* _Your task_:
List, from the lines below, each one with "label" in it.

* _The data_:

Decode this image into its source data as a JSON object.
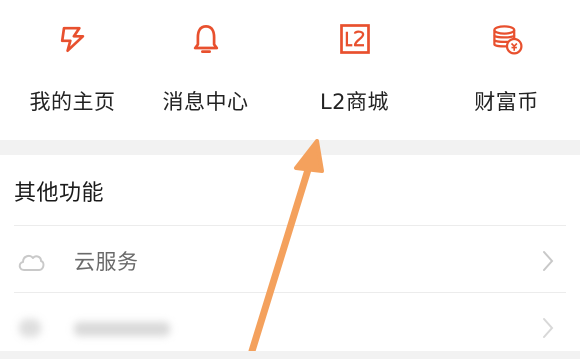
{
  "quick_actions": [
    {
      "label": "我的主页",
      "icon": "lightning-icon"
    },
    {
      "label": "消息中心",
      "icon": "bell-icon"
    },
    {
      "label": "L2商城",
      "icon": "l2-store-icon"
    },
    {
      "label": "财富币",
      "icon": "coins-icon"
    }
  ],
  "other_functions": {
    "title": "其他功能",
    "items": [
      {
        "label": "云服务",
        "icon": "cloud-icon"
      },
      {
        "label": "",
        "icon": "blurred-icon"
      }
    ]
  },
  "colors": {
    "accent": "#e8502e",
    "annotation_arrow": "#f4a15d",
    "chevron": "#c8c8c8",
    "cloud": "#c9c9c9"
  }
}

* _Response below_:
      "label": "我的主页",
      "label": "消息中心",
      "label": "L2商城",
      "label": "财富币",
        "label": "云服务",
        "label": "",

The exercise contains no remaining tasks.